7 unusual things you can do to beat stress
Most of us have our favourite go-to things we do when we want to relax, but if you are finding that even your stress management habits are in a bit of a rut, maybe it’s time to try something a little different.
A few new things to try this month:
Also sometimes referred to as “earthing” it simply means the act of walking barefoot on the ground, or laying on the ground. When was the last time you laid on the ground and looked up at the sky? It’s sort of funny that there’s even a word for this. Proponents of grounding as an actual therapy claim that its benefits stem from reflexology or possibly electromagnetic waves, but as yet have not made any concrete links to either.
Kids know it feels great; as adults we get too busy and forget this sort of thing. Take some barefoot-in-the-grass time or lay down and look at the clouds for five minutes — you’ll feel better.
2. Getting upside down

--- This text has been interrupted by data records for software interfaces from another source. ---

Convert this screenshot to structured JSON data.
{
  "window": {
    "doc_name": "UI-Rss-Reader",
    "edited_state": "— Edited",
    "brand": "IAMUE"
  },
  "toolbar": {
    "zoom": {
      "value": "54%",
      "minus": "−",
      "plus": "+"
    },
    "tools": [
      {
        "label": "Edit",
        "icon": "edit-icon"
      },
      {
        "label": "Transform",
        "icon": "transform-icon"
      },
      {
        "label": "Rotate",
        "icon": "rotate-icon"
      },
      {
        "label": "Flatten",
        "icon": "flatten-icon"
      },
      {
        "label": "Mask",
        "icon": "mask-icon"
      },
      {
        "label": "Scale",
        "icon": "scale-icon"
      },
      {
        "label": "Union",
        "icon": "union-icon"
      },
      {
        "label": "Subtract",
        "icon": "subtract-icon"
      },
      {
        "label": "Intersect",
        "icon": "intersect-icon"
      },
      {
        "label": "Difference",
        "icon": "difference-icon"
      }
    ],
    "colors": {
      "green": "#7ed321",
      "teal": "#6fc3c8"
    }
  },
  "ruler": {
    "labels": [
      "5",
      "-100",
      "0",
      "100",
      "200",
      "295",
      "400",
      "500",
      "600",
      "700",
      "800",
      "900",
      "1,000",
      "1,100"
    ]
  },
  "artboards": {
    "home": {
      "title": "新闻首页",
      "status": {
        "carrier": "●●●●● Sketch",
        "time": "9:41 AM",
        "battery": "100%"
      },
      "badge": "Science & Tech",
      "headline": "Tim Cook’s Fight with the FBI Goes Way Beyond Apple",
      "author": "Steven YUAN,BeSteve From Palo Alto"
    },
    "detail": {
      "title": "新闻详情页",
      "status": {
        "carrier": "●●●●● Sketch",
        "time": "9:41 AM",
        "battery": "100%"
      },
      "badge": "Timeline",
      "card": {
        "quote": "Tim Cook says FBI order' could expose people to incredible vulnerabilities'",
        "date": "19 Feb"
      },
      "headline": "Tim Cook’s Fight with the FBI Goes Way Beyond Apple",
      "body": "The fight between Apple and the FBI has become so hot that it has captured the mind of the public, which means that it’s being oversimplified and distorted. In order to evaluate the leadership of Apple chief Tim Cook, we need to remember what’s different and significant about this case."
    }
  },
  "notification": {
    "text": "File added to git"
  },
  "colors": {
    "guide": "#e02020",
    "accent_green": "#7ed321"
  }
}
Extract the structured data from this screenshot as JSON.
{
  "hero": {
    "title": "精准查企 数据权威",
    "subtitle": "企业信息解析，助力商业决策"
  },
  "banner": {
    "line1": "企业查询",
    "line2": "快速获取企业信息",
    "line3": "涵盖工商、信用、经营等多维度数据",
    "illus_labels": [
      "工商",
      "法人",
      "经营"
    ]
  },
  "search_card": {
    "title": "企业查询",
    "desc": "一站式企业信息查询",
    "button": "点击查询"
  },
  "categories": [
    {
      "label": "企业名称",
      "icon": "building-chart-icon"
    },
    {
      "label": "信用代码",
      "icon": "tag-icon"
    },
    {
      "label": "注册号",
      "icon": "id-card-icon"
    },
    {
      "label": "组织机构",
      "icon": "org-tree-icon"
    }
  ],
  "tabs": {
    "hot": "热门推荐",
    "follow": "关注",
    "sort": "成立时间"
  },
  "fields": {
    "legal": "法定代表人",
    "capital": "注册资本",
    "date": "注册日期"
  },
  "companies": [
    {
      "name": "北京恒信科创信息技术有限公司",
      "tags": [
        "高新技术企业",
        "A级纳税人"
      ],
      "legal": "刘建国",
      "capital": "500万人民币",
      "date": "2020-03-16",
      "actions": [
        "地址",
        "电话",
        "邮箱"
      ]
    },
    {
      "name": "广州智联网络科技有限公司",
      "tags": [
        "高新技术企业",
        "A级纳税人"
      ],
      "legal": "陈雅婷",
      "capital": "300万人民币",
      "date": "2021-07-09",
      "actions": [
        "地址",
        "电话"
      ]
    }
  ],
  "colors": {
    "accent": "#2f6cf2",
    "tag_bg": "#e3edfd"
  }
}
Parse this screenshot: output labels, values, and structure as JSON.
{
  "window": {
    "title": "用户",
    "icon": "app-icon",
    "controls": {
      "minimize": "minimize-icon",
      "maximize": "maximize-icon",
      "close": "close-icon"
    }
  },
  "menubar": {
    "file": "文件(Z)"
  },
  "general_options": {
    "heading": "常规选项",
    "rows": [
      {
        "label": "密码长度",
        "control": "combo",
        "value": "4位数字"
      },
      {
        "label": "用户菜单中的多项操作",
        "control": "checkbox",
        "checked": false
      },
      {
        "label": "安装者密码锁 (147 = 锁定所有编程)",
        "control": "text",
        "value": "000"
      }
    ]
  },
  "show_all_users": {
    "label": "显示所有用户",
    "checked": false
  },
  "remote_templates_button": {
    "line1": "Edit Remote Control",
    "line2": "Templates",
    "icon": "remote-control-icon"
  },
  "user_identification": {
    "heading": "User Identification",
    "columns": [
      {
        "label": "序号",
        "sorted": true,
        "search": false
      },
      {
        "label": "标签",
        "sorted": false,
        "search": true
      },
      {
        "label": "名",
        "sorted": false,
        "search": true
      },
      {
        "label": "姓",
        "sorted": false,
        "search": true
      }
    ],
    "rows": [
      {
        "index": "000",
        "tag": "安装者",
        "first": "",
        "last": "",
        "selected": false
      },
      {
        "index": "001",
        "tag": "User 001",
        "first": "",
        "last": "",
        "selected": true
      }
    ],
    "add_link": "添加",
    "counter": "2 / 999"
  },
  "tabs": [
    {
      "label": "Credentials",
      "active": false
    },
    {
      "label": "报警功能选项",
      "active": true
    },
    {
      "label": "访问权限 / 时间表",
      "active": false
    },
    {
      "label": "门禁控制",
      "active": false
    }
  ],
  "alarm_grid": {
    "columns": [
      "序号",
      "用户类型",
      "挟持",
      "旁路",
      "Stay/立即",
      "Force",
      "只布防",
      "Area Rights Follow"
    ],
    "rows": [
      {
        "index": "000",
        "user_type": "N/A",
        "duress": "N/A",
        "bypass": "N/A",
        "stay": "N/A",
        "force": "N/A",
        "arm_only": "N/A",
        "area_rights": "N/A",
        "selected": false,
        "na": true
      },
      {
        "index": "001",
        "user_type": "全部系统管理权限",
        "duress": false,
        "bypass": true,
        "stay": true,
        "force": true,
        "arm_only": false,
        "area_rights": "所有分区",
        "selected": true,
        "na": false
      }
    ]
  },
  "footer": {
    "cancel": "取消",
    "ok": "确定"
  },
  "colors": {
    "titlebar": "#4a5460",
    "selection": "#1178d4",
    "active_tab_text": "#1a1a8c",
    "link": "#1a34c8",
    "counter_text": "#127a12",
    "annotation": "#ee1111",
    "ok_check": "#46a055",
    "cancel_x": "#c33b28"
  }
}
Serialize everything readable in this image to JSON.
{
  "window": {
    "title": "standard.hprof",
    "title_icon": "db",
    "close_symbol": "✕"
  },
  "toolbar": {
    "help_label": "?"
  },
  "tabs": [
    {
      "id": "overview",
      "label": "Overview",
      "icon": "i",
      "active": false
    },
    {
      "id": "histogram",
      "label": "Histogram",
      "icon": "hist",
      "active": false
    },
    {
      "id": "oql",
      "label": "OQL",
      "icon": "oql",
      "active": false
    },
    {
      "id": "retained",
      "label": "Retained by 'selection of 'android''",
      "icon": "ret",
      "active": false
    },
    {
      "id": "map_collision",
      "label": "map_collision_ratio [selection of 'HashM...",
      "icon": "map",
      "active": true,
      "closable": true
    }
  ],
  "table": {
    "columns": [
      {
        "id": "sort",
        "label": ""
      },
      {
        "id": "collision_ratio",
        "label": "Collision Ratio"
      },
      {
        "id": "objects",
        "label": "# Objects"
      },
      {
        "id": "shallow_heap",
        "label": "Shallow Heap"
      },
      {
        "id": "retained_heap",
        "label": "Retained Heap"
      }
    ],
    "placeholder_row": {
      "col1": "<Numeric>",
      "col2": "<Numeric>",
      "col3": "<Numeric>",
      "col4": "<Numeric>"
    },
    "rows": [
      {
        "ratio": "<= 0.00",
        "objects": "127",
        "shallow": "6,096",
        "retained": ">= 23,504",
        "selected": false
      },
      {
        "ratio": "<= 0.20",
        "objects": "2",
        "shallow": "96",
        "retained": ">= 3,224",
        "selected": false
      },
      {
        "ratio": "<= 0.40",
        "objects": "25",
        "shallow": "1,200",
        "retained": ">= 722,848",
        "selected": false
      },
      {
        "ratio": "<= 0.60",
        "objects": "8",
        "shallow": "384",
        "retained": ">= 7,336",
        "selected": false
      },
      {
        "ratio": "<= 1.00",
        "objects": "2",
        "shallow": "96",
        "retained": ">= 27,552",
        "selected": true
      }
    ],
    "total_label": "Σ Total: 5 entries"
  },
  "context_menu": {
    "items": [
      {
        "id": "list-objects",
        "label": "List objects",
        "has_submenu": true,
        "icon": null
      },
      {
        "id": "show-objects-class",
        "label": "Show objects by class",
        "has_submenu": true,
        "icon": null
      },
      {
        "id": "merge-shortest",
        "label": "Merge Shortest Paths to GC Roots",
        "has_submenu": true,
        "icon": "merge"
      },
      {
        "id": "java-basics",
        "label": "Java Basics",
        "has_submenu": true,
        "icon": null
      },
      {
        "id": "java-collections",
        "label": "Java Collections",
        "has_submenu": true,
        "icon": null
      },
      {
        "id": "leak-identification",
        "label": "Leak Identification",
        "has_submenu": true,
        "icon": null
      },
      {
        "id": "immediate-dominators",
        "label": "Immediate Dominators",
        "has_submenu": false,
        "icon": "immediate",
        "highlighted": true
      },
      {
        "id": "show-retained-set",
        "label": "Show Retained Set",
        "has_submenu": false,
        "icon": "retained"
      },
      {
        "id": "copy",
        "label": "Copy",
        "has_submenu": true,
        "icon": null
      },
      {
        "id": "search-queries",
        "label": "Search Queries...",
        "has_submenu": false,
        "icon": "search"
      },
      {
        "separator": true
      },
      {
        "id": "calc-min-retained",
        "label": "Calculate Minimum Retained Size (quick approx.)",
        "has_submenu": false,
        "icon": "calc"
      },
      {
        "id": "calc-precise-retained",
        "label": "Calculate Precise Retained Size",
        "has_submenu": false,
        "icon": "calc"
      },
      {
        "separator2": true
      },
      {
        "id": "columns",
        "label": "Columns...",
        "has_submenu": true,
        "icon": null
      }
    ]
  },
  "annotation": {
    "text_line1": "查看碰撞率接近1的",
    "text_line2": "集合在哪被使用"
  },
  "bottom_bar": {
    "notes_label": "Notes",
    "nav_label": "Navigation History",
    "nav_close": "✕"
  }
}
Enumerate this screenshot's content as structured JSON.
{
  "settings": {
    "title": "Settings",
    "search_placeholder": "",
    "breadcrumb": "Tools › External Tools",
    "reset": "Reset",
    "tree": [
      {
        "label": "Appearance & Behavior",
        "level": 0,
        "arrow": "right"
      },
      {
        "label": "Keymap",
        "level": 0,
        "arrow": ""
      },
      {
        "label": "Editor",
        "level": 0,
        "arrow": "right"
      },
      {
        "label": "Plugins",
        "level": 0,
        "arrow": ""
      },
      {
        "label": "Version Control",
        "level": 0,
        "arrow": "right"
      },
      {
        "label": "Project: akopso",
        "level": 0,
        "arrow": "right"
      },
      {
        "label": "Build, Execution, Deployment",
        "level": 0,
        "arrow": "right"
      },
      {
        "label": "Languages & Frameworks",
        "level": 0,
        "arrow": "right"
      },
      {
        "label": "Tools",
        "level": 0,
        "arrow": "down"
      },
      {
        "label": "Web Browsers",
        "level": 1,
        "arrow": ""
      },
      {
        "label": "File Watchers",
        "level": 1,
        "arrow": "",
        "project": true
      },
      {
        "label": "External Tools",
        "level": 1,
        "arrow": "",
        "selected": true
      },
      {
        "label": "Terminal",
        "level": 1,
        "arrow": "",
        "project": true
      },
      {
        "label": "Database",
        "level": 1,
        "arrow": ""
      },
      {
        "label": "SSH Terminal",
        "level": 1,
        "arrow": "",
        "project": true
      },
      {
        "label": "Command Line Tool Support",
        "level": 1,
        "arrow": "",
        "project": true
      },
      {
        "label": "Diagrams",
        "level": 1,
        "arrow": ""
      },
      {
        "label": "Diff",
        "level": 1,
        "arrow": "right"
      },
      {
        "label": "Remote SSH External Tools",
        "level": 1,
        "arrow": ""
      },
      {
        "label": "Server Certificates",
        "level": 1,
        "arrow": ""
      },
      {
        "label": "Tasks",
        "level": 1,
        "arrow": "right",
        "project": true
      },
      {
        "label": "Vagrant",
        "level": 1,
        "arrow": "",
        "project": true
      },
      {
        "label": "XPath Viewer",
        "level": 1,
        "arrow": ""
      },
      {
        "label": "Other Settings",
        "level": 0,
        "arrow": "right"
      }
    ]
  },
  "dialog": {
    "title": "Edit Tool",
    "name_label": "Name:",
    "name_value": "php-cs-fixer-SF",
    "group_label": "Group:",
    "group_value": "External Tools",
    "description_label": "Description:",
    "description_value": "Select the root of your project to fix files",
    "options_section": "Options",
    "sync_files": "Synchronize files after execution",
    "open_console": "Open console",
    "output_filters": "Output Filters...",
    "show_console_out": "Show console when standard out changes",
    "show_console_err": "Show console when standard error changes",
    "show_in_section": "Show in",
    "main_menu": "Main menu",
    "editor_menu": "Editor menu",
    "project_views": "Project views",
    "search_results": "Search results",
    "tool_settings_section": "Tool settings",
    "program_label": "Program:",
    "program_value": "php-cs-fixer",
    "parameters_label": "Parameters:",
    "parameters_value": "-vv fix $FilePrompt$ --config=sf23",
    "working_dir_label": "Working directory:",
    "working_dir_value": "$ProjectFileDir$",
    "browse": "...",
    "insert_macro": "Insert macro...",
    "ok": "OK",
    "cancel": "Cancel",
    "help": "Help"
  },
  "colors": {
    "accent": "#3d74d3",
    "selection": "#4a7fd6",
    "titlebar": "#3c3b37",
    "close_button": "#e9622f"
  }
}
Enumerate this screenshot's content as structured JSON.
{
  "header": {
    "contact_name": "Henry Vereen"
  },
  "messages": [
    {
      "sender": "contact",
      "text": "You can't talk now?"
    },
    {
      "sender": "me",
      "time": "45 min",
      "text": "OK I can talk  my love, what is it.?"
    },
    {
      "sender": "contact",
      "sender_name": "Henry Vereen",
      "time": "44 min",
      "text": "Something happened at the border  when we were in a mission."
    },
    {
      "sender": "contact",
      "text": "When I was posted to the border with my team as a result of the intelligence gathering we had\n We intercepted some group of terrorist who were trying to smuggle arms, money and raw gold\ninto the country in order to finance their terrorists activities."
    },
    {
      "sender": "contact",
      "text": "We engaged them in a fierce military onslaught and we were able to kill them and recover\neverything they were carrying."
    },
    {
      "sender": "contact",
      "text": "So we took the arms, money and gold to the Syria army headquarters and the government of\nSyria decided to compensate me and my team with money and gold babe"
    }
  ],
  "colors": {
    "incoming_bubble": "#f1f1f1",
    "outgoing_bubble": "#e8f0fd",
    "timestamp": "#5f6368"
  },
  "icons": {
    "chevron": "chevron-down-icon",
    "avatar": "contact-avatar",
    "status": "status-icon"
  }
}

You know… doing a handstand or headstand. In other words, inverting, or using an inversion table if doing it on your own seems too daunting. Now, this one actually has more science behind it. Inversions take some pressure off your spine, help regulate the pituitary and pineal glads, and triggers the relaxation response of the parasympathetic nervous system. But besides that, it just helps quiet the mind down and give you a new perspective.
When I’ve been at the computer too long or feel stuck, one of my favourite ways to decompress is to get in a little upside-down time . And lest you think you can’t enjoy this one unless you are a yogi or acrobat, you can get many of the benefits of inversion without the fancy balancing. Simply ‘sitting’ with your legs up against the wall will get you many of the same restorative benefits.
3. Spending time by the water
Whether it’s the ocean, a lake or a river, spending time by the water has a calming effect that’s nearly unparalleled. Some of the appeal of oceans, in particular, is the rhythmic sound of the waves. Neuroscientists believe that perhaps the calming effect is due to the meditative quality it evokes, but whatever the reason, being near water can be profoundly soothing.
4. Talking with a friend
Most people don’t need to be told that having a conversation with a friend will make you feel better, but we tend to do this more and more via text message or online chat. It’s convenient and it helps us stay connected even when we are busy or far away from each other.
But voice-to-voice (and even better — face-to-face) conversation engages us in a way that text alone cannot. In fact, when we are face-to-face with each other, we have a better chance of truly giving and receiving empathy, as taking in each other’s non-verbal and voice cues will engage our mirror neurons.
5. Writing it all out
Journalling is a habit encouraged by many types of therapists. Whether you are actively looking to sharpen your writing skills or just want to record the events of the day, leaving it all on paper and being able to put it away can be a big stress relief.
For venting particularly stressful or upsetting things, some people will take it a step further and rip up or burn what they’ve written to symbolically rid themselves of those feelings. Whichever method you choose, writing out your thoughts is definitely better than staying in ‘default mode’ where you run them over and over in your mind.
6. Eating a banana
While they are on the sweetest end of the fruit spectrum (and avoided by many because of this) bananas are a great mood booster. Science tells us that bananas boost our mood because of their powerhouse combination of vitamins B6, A, and C; fiber; tryptophan; potassium; phosphorous; iron; protein; and healthy carbohydrates. Beyond that, the combination of vitamin B6 and tryptophan enables the body to convert the tryptophan more easily to serotonin, which is a major mood regulator.
For a great healthy alternative to dessert that can help you de-stress before bed, try this:
1 frozen banana (sliced)
1 tablespoon of nut butter
1 1/2 cups of skim milk or non-dairy milk
Blend and drink!
7. Sleeping naked
So after you’ve had your de-stressing pre-bedtime banana, skip the pajamas. Not only does sleeping naked just feel better, it can actually help you have higher quality sleep.When people sleep naked, they are less likely to get overheated, which in turn allows for deeper sleep and greater rejuvenation of the adrenal glands.
When there are factors in your bed or bedroom that interfere with deep sleep (such as extra light, irritating bedding or, yes, clothing) your body can have a hard time making sufficient melatonin to stay asleep or sleep as deeply as you need to feel restored.
What are your favourite unusual ways to blow off stress and tension? I’d love to hear them in the comments!